Read the news article here
Prof. Jerry Peacher celebrated 50 years of teaching at our department.
Prof. Julia Medvedeva is a co-PI on a multi-million project funded by the UM system to support Delbert E. Day Center for Glass Science and Technology and to significantly enhance research capabilities across the UM System. The project is lead by Dr. Richard Brow (S&T MSE) in collaboration with Dr. Ming C. Leu (S&T MAE), Yezaz Ghouri (UM Medicine), and Julie Semon (S&T Bio. Sci.). Julia Medvedeva will develop computational tools to study structural morphology and evolution, defect dynamics, oxygen diffusion, crystallization processes, and phase transformations in traditional and specialty glasses. Congratulations!
Congratulations to Alex Warhover and Nicholas Razo who shared the first prize in the Missouri S&T physics competition. The competition is focused on junior undergraduate students, with only the material covered in the introductory physics courses necessary for the solution of the problems. Theoretical and experimental portions of the competition contained 3 problems total with the limited time to solve them and generate a report.
Nicholas Razo, Nicholas Parris, and Anzumaan Chakraborty, undergraduate students in physics, are members of a team that won a Silver medal in the University Physics Competition. The competition is a worldwide event with over 280 teams participating in the course of one grueling weekend in November of 2018, when each team had to research, solve and deliver a report on the open-ended physics problem. For their work on the "Sending a Light Sail Propelled Nanocraft to Alpha Centauri" problem, the Missouri S&T team received a Silver Medal, a distinction for the top 18% of the field.
Jack Crewse and Yunsheng Qiu, Ph.D. students in physics, are winners of this year’s Schearer Prize, the Missouri S&T Physics Department’s annual graduate research competition. It is held in memory of Laird D. Schearer, the department’s first Curators' Professor of Physics, and rewards graduate students for outstanding research performed during the course of their graduate study.
Jack Crewse won 1st place for his work on quantum critical behavior of a three-dimensional superfluid-Mott glass transition.
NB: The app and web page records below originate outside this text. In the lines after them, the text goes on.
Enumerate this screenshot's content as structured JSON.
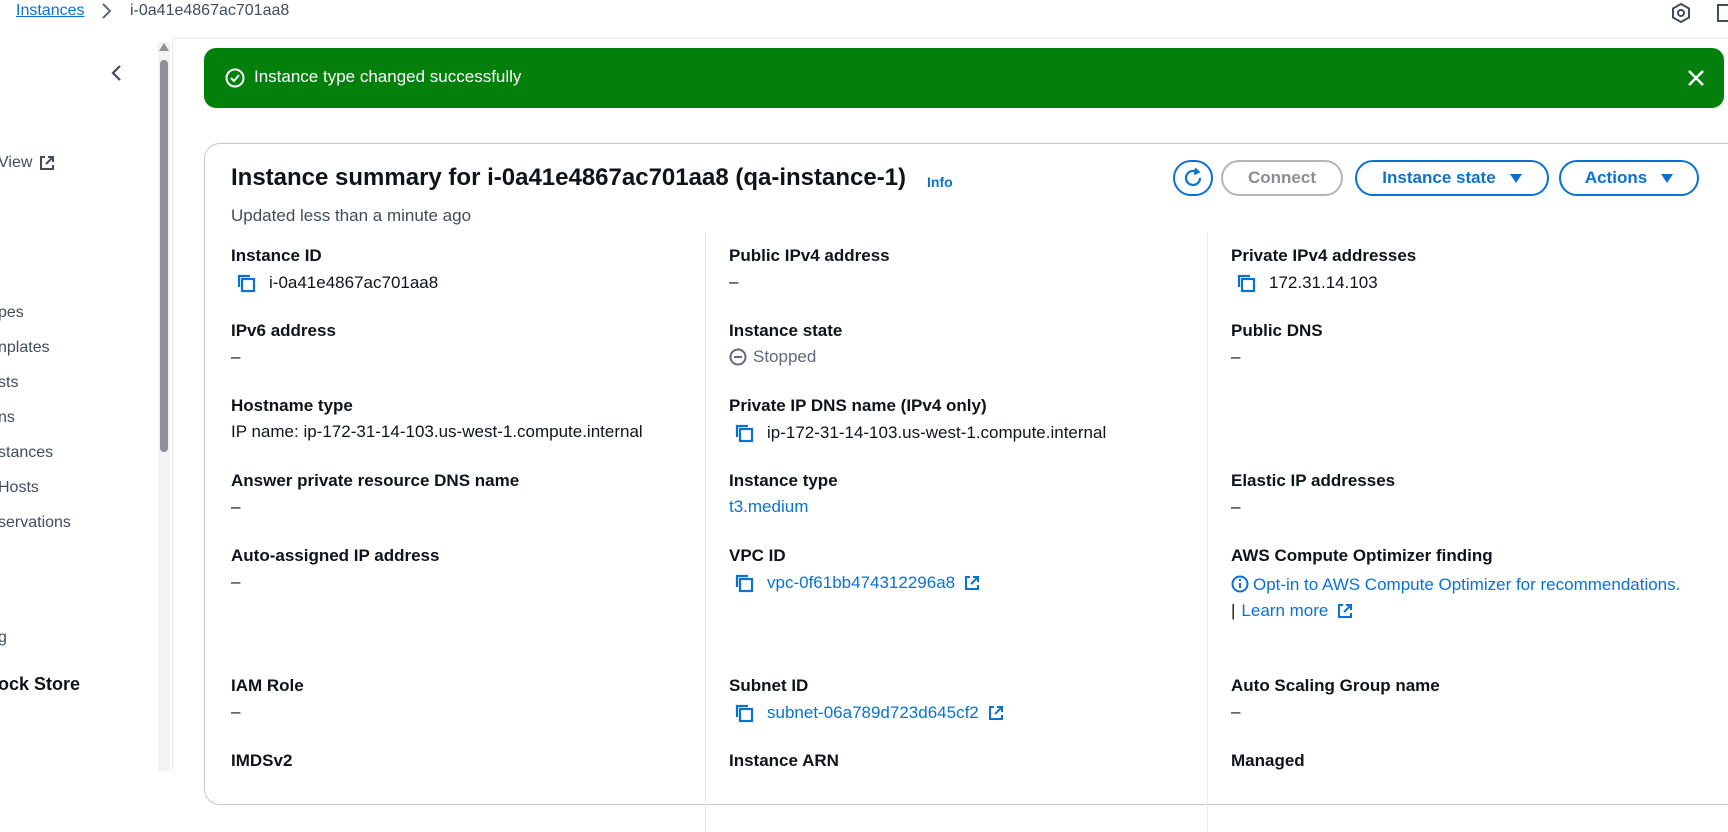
{
  "breadcrumb": {
    "parent": "Instances",
    "current": "i-0a41e4867ac701aa8"
  },
  "sidebar": {
    "items": [
      "View",
      "pes",
      "nplates",
      "sts",
      "ns",
      "stances",
      "Hosts",
      "servations",
      "g",
      "ock Store"
    ]
  },
  "flash": {
    "message": "Instance type changed successfully",
    "color": "#037f0c"
  },
  "summary": {
    "title": "Instance summary for i-0a41e4867ac701aa8 (qa-instance-1)",
    "info": "Info",
    "updated": "Updated less than a minute ago",
    "buttons": {
      "connect": "Connect",
      "instance_state": "Instance state",
      "actions": "Actions"
    },
    "fields": {
      "instance_id": {
        "label": "Instance ID",
        "value": "i-0a41e4867ac701aa8"
      },
      "public_ipv4": {
        "label": "Public IPv4 address",
        "value": "–"
      },
      "private_ipv4": {
        "label": "Private IPv4 addresses",
        "value": "172.31.14.103"
      },
      "ipv6": {
        "label": "IPv6 address",
        "value": "–"
      },
      "instance_state": {
        "label": "Instance state",
        "value": "Stopped"
      },
      "public_dns": {
        "label": "Public DNS",
        "value": "–"
      },
      "hostname_type": {
        "label": "Hostname type",
        "value": "IP name: ip-172-31-14-103.us-west-1.compute.internal"
      },
      "private_dns": {
        "label": "Private IP DNS name (IPv4 only)",
        "value": "ip-172-31-14-103.us-west-1.compute.internal"
      },
      "answer_dns": {
        "label": "Answer private resource DNS name",
        "value": "–"
      },
      "instance_type": {
        "label": "Instance type",
        "value": "t3.medium"
      },
      "elastic_ip": {
        "label": "Elastic IP addresses",
        "value": "–"
      },
      "auto_ip": {
        "label": "Auto-assigned IP address",
        "value": "–"
      },
      "vpc_id": {
        "label": "VPC ID",
        "value": "vpc-0f61bb474312296a8"
      },
      "optimizer": {
        "label": "AWS Compute Optimizer finding",
        "value": "Opt-in to AWS Compute Optimizer for recommendations.",
        "learn_more": "Learn more"
      },
      "iam_role": {
        "label": "IAM Role",
        "value": "–"
      },
      "subnet_id": {
        "label": "Subnet ID",
        "value": "subnet-06a789d723d645cf2"
      },
      "asg_name": {
        "label": "Auto Scaling Group name",
        "value": "–"
      },
      "imdsv2": {
        "label": "IMDSv2"
      },
      "instance_arn": {
        "label": "Instance ARN"
      },
      "managed": {
        "label": "Managed"
      }
    }
  },
  "colors": {
    "link": "#0972d3",
    "success": "#037f0c",
    "text": "#0f141a"
  },
  "icons": [
    "chevron-right-icon",
    "account-icon",
    "window-icon",
    "chevron-left-icon",
    "external-link-icon",
    "success-check-icon",
    "close-icon",
    "refresh-icon",
    "caret-down-icon",
    "copy-icon",
    "stopped-icon",
    "info-icon"
  ]
}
Yunsheng Qiu was awarded 2nd place for his work on the anomalous Hall effect in n-type CrxSb2Te3 topological insulators. Congratulations!
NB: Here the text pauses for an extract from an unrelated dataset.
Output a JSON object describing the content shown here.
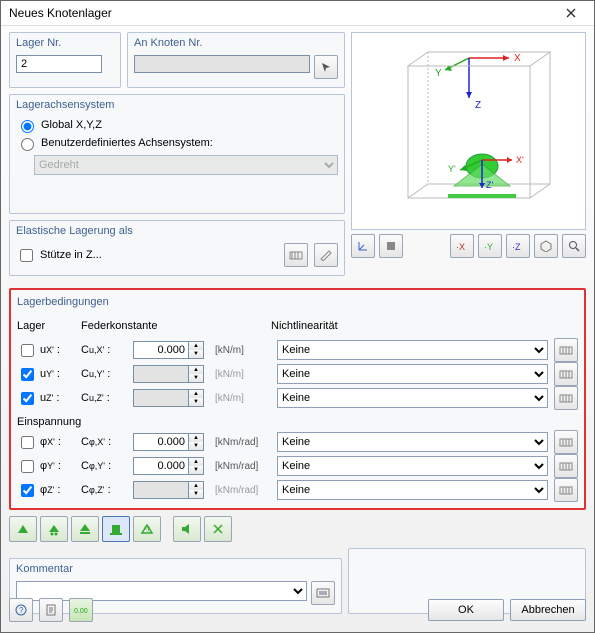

Last weekend, April 14th, the Society of Physics Students took a tour of Argonne National Lab.
We celebrated on Apr 4th the induction of 17 of our best undergraduate students into Sigma Pi Sigma, the honor society of the Society of Physics Students. Congratulations!
Dr. Luigi Bagolini (left) comes to us from Rome, Italy, and will be working with Prof. Julia Medvedeva. Dr. Martin Puschmann (right) from Chemnitz, Germany, will be working with Prof. Thomas Vojta. We wish them a wonderful and productive time here in Rolla.
Dr. Julia Medvedeva, professor of physics, was among 4 faculty members at Missouri S&T who were honored with the Faculty Excellence Award on Feb. 13th. The award recognizes faculty members who have demonstrated sustained excellence teaching, research, and service and carries a monetary stipend funded by industry and alumni contributions. Congratulations!